The Monastery of Saint Ivan of Rila, better known as the Rila Monastery is the largest and most famous Eastern Orthodox monastery in Bulgaria. It is situated in the southwestern Rila Mountains, 117 km (73 mi) south of the capital Sofia in the deep valley of the Rilska River at an elevation of 1,147 m (3,763 ft) above sea level. The monastery is named after its founder, the hermit Ivan of Rila (876 - 946 AD).
The whole complex occupies an area of 8,800 m² and is rectangular in form, centered around the inner yard (3,200 m²), where the tower and the main church are situated.
The main church of the monastery was erected in the middle of the 19th century.
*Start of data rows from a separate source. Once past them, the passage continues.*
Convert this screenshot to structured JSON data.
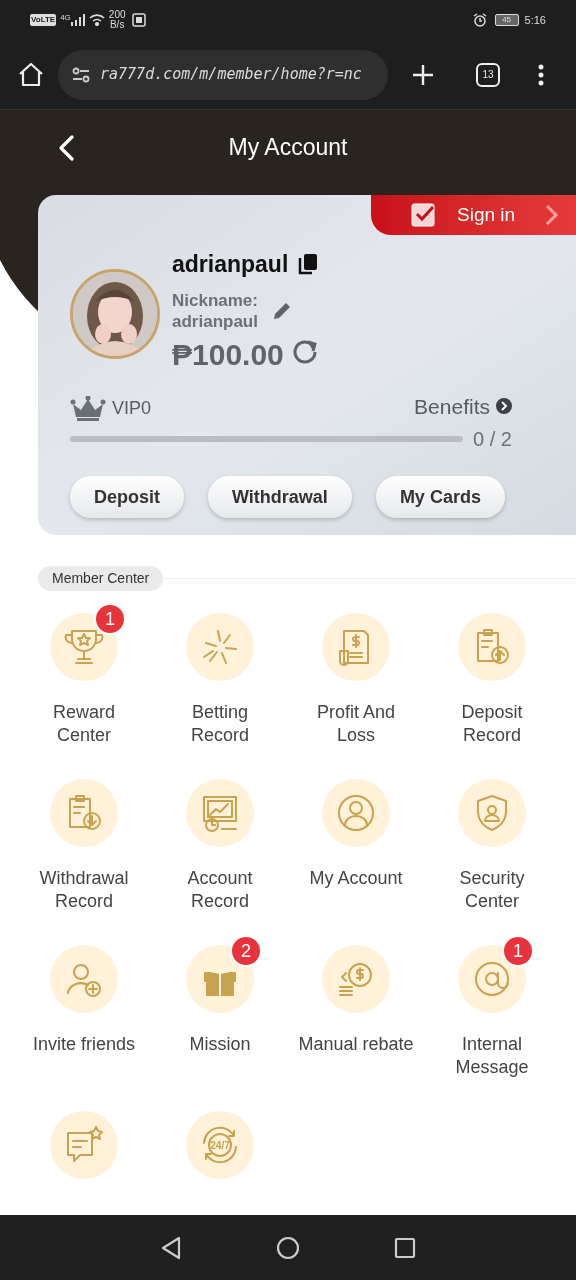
{
  "status_bar": {
    "network": "VoLTE",
    "signal": "4G",
    "speed_value": "200",
    "speed_unit": "B/s",
    "battery": "45",
    "time": "5:16"
  },
  "browser": {
    "url": "ra777d.com/m/member/home?r=nc",
    "tab_count": "13"
  },
  "header": {
    "title": "My Account"
  },
  "account_card": {
    "sign_in": "Sign in",
    "username": "adrianpaul",
    "nickname_label": "Nickname:",
    "nickname": "adrianpaul",
    "balance": "₱100.00",
    "vip": "VIP0",
    "benefits": "Benefits",
    "progress": {
      "level": 0,
      "reading": "0 / 2"
    },
    "buttons": [
      "Deposit",
      "Withdrawal",
      "My Cards"
    ]
  },
  "member_center": {
    "title": "Member Center",
    "items": [
      {
        "kind": "labeled",
        "label": "Reward Center",
        "badge": "1"
      },
      {
        "kind": "labeled",
        "label": "Betting Record"
      },
      {
        "kind": "labeled",
        "label": "Profit And Loss"
      },
      {
        "kind": "labeled",
        "label": "Deposit Record"
      },
      {
        "kind": "labeled",
        "label": "Withdrawal Record"
      },
      {
        "kind": "labeled",
        "label": "Account Record"
      },
      {
        "kind": "labeled",
        "label": "My Account"
      },
      {
        "kind": "labeled",
        "label": "Security Center"
      },
      {
        "kind": "labeled",
        "label": "Invite friends"
      },
      {
        "kind": "labeled",
        "label": "Mission",
        "badge": "2"
      },
      {
        "kind": "labeled",
        "label": "Manual rebate"
      },
      {
        "kind": "labeled",
        "label": "Internal Message",
        "badge": "1"
      },
      {
        "kind": "icon_only"
      },
      {
        "kind": "icon_only",
        "icon_text": "24/7"
      }
    ]
  }
}
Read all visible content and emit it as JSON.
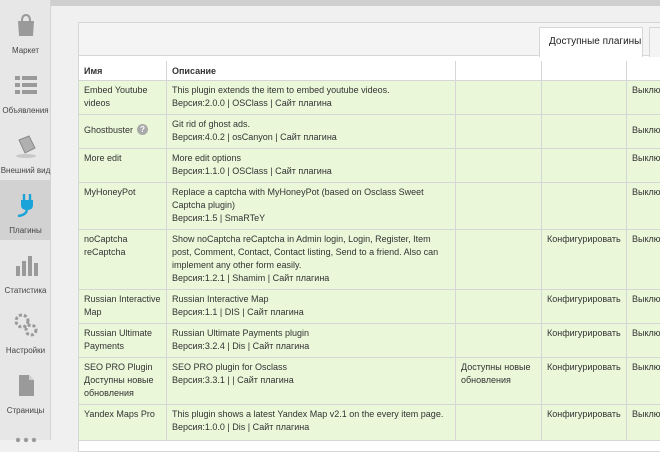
{
  "sidebar": {
    "items": [
      {
        "label": "Маркет",
        "icon": "market-bag-icon"
      },
      {
        "label": "Объявления",
        "icon": "listings-icon"
      },
      {
        "label": "Внешний вид",
        "icon": "paint-bucket-icon"
      },
      {
        "label": "Плагины",
        "icon": "plug-icon"
      },
      {
        "label": "Статистика",
        "icon": "bar-chart-icon"
      },
      {
        "label": "Настройки",
        "icon": "gears-icon"
      },
      {
        "label": "Страницы",
        "icon": "page-icon"
      }
    ],
    "active_color": "#1aa3d8"
  },
  "tabs": {
    "active": "Доступные плагины"
  },
  "table": {
    "headers": {
      "name": "Имя",
      "description": "Описание"
    },
    "rows": [
      {
        "name": "Embed Youtube videos",
        "desc": "This plugin extends the item to embed youtube videos.",
        "meta": "Версия:2.0.0 | OSClass | Сайт плагина",
        "update": "",
        "configure": "",
        "status": "Выклю"
      },
      {
        "name": "Ghostbuster",
        "help": "?",
        "desc": "Git rid of ghost ads.",
        "meta": "Версия:4.0.2 | osCanyon | Сайт плагина",
        "update": "",
        "configure": "",
        "status": "Выклю"
      },
      {
        "name": "More edit",
        "desc": "More edit options",
        "meta": "Версия:1.1.0 | OSClass | Сайт плагина",
        "update": "",
        "configure": "",
        "status": "Выклю"
      },
      {
        "name": "MyHoneyPot",
        "desc": "Replace a captcha with MyHoneyPot (based on Osclass Sweet Captcha plugin)",
        "meta": "Версия:1.5 | SmaRTeY",
        "update": "",
        "configure": "",
        "status": "Выклю"
      },
      {
        "name": "noCaptcha reCaptcha",
        "desc": "Show noCaptcha reCaptcha in Admin login, Login, Register, Item post, Comment, Contact, Contact listing, Send to a friend. Also can implement any other form easily.",
        "meta": "Версия:1.2.1 | Shamim | Сайт плагина",
        "update": "",
        "configure": "Конфигурировать",
        "status": "Выклю"
      },
      {
        "name": "Russian Interactive Map",
        "desc": "Russian Interactive Map",
        "meta": "Версия:1.1 | DIS | Сайт плагина",
        "update": "",
        "configure": "Конфигурировать",
        "status": "Выклю"
      },
      {
        "name": "Russian Ultimate Payments",
        "desc": "Russian Ultimate Payments plugin",
        "meta": "Версия:3.2.4 | Dis | Сайт плагина",
        "update": "",
        "configure": "Конфигурировать",
        "status": "Выклю"
      },
      {
        "name": "SEO PRO Plugin Доступны новые обновления",
        "desc": "SEO PRO plugin for Osclass",
        "meta": "Версия:3.3.1 | | Сайт плагина",
        "update": "Доступны новые обновления",
        "configure": "Конфигурировать",
        "status": "Выклю"
      },
      {
        "name": "Yandex Maps Pro",
        "desc": "This plugin shows a latest Yandex Map v2.1 on the every item page.",
        "meta": "Версия:1.0.0 | Dis | Сайт плагина",
        "update": "",
        "configure": "Конфигурировать",
        "status": "Выклю"
      }
    ]
  }
}
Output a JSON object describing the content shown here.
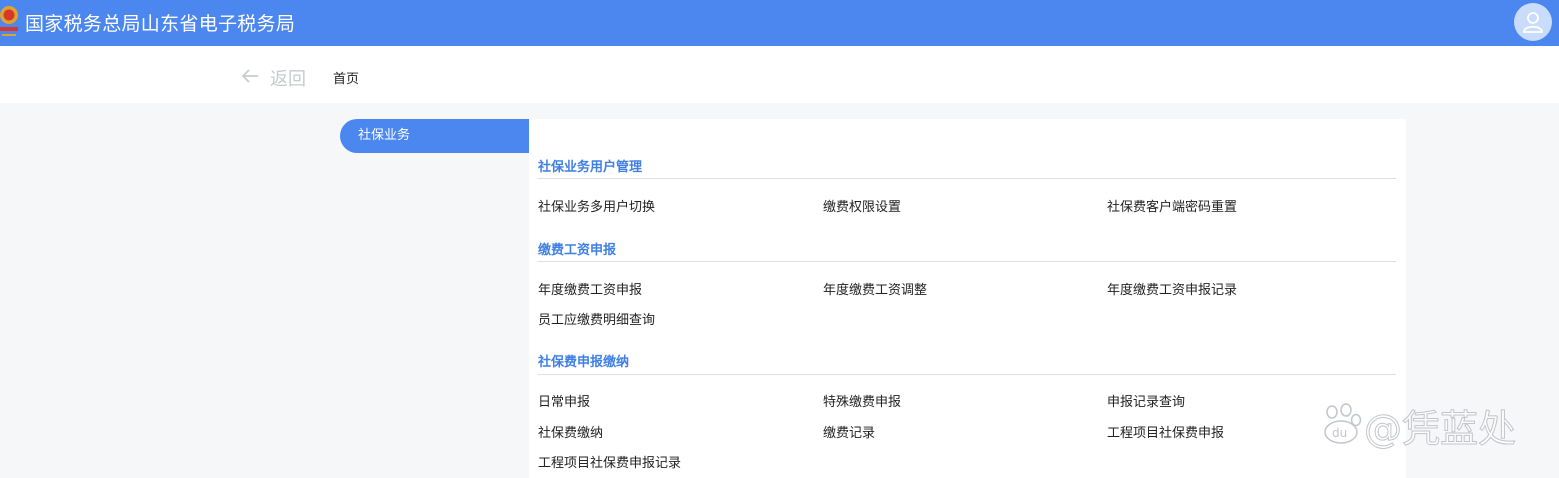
{
  "header": {
    "title": "国家税务总局山东省电子税务局",
    "logo_icon": "tax-emblem-icon",
    "avatar_icon": "user-icon",
    "brand_color": "#4b87ef"
  },
  "nav": {
    "back_label": "返回",
    "back_icon": "arrow-left-icon",
    "home_label": "首页"
  },
  "sidebar": {
    "active_tab": "社保业务"
  },
  "sections": [
    {
      "title": "社保业务用户管理",
      "items": [
        "社保业务多用户切换",
        "缴费权限设置",
        "社保费客户端密码重置"
      ]
    },
    {
      "title": "缴费工资申报",
      "items": [
        "年度缴费工资申报",
        "年度缴费工资调整",
        "年度缴费工资申报记录",
        "员工应缴费明细查询"
      ]
    },
    {
      "title": "社保费申报缴纳",
      "items": [
        "日常申报",
        "特殊缴费申报",
        "申报记录查询",
        "社保费缴纳",
        "缴费记录",
        "工程项目社保费申报",
        "工程项目社保费申报记录"
      ]
    }
  ],
  "watermark": {
    "badge": "du",
    "text": "@凭蓝处"
  }
}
Its architect is Pavel Ioanov, who worked on it from 1834 to 1837. The church has five domes, three altars and two side chapels, while one of the most precious items inside is the gold-plated iconostasis, famous for its wood-carving, the creation of which took five years to four handicraftsmen.